◆ What is being asked: The answer must be an exact restatement of all the data.

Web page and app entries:
══════════════════════════════
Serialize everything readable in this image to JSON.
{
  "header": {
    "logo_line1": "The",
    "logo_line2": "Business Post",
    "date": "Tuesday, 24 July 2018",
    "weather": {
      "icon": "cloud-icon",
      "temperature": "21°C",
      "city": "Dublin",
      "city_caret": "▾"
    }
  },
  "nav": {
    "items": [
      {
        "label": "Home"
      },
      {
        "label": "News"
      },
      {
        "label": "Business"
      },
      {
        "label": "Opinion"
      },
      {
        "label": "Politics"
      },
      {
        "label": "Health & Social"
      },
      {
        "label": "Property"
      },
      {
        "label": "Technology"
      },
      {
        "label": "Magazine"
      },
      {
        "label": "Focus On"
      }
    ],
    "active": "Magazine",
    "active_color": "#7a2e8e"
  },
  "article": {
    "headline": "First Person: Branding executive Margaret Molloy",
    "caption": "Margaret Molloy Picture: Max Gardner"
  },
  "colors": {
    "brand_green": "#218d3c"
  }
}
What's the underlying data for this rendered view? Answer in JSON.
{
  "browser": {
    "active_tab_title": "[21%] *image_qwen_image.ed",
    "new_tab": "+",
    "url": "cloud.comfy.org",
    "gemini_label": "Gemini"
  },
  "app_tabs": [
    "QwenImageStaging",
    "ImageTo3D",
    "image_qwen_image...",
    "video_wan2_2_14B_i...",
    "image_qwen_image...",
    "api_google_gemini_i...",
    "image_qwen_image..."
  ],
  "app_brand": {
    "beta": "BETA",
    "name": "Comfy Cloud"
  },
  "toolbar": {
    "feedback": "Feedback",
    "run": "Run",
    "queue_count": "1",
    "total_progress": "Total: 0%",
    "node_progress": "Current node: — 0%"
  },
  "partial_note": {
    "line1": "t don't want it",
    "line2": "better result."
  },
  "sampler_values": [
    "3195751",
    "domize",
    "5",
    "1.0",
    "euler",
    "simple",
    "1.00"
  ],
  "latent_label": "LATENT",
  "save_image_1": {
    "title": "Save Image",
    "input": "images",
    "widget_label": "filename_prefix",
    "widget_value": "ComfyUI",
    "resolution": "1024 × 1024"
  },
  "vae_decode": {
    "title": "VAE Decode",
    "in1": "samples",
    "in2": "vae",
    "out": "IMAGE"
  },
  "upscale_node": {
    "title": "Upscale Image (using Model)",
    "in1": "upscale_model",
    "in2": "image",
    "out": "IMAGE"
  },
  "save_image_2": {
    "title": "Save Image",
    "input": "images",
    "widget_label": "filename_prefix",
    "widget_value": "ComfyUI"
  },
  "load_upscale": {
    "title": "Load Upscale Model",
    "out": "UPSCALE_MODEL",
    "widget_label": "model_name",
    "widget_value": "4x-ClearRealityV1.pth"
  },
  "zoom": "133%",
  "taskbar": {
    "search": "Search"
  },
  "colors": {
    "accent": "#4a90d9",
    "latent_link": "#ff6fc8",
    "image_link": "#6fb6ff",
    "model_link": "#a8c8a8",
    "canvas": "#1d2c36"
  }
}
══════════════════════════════
◆ Exercise output:
Serialize everything readable in this image to JSON.
{
  "header": {
    "logo_line1": "The",
    "logo_line2": "Business Post",
    "date": "Tuesday, 24 July 2018",
    "weather": {
      "icon": "cloud-icon",
      "temperature": "21°C",
      "city": "Dublin",
      "city_caret": "▾"
    }
  },
  "nav": {
    "items": [
      {
        "label": "Home"
      },
      {
        "label": "News"
      },
      {
        "label": "Business"
      },
      {
        "label": "Opinion"
      },
      {
        "label": "Politics"
      },
      {
        "label": "Health & Social"
      },
      {
        "label": "Property"
      },
      {
        "label": "Technology"
      },
      {
        "label": "Magazine"
      },
      {
        "label": "Focus On"
      }
    ],
    "active": "Magazine",
    "active_color": "#7a2e8e"
  },
  "article": {
    "headline": "First Person: Branding executive Margaret Molloy",
    "caption": "Margaret Molloy Picture: Max Gardner"
  },
  "colors": {
    "brand_green": "#218d3c"
  }
}
What's the underlying data for this rendered view? Answer in JSON.
{
  "browser": {
    "active_tab_title": "[21%] *image_qwen_image.ed",
    "new_tab": "+",
    "url": "cloud.comfy.org",
    "gemini_label": "Gemini"
  },
  "app_tabs": [
    "QwenImageStaging",
    "ImageTo3D",
    "image_qwen_image...",
    "video_wan2_2_14B_i...",
    "image_qwen_image...",
    "api_google_gemini_i...",
    "image_qwen_image..."
  ],
  "app_brand": {
    "beta": "BETA",
    "name": "Comfy Cloud"
  },
  "toolbar": {
    "feedback": "Feedback",
    "run": "Run",
    "queue_count": "1",
    "total_progress": "Total: 0%",
    "node_progress": "Current node: — 0%"
  },
  "partial_note": {
    "line1": "t don't want it",
    "line2": "better result."
  },
  "sampler_values": [
    "3195751",
    "domize",
    "5",
    "1.0",
    "euler",
    "simple",
    "1.00"
  ],
  "latent_label": "LATENT",
  "save_image_1": {
    "title": "Save Image",
    "input": "images",
    "widget_label": "filename_prefix",
    "widget_value": "ComfyUI",
    "resolution": "1024 × 1024"
  },
  "vae_decode": {
    "title": "VAE Decode",
    "in1": "samples",
    "in2": "vae",
    "out": "IMAGE"
  },
  "upscale_node": {
    "title": "Upscale Image (using Model)",
    "in1": "upscale_model",
    "in2": "image",
    "out": "IMAGE"
  },
  "save_image_2": {
    "title": "Save Image",
    "input": "images",
    "widget_label": "filename_prefix",
    "widget_value": "ComfyUI"
  },
  "load_upscale": {
    "title": "Load Upscale Model",
    "out": "UPSCALE_MODEL",
    "widget_label": "model_name",
    "widget_value": "4x-ClearRealityV1.pth"
  },
  "zoom": "133%",
  "taskbar": {
    "search": "Search"
  },
  "colors": {
    "accent": "#4a90d9",
    "latent_link": "#ff6fc8",
    "image_link": "#6fb6ff",
    "model_link": "#a8c8a8",
    "canvas": "#1d2c36"
  }
}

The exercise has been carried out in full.